● **DIRECTIONS FOR THIS TASK**:
All of the data should be copied exactly, with the pictures left out.

◇ ◇ ◇ ◇

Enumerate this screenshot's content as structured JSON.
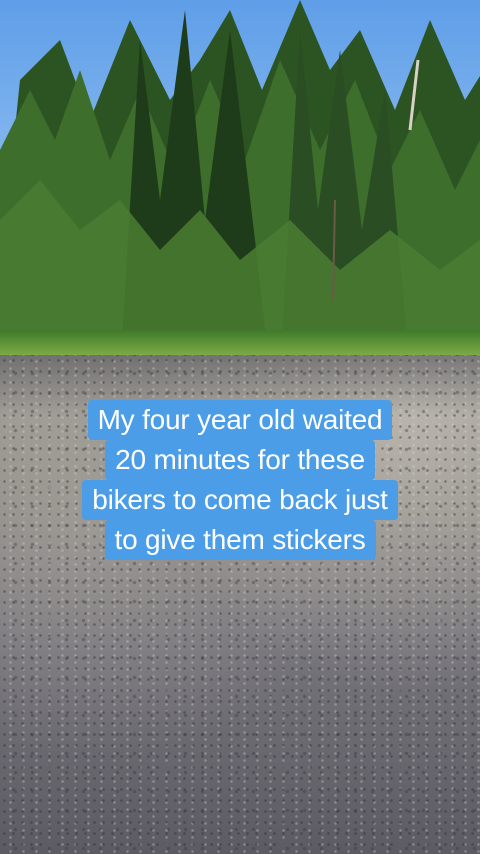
{
  "caption": {
    "lines": [
      "My four year old waited",
      "20 minutes for these",
      "bikers to come back just",
      "to give them stickers"
    ],
    "background_color": "#4a9de6",
    "text_color": "#ffffff"
  },
  "scene": {
    "sky_color": "#6aa6ea",
    "tree_color": "#2f5a26",
    "road_color": "#8e8b86"
  }
}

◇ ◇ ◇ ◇

● **ANSWER SECTION**:
Enumerate this screenshot's content as structured JSON.
{
  "caption": {
    "lines": [
      "My four year old waited",
      "20 minutes for these",
      "bikers to come back just",
      "to give them stickers"
    ],
    "background_color": "#4a9de6",
    "text_color": "#ffffff"
  },
  "scene": {
    "sky_color": "#6aa6ea",
    "tree_color": "#2f5a26",
    "road_color": "#8e8b86"
  }
}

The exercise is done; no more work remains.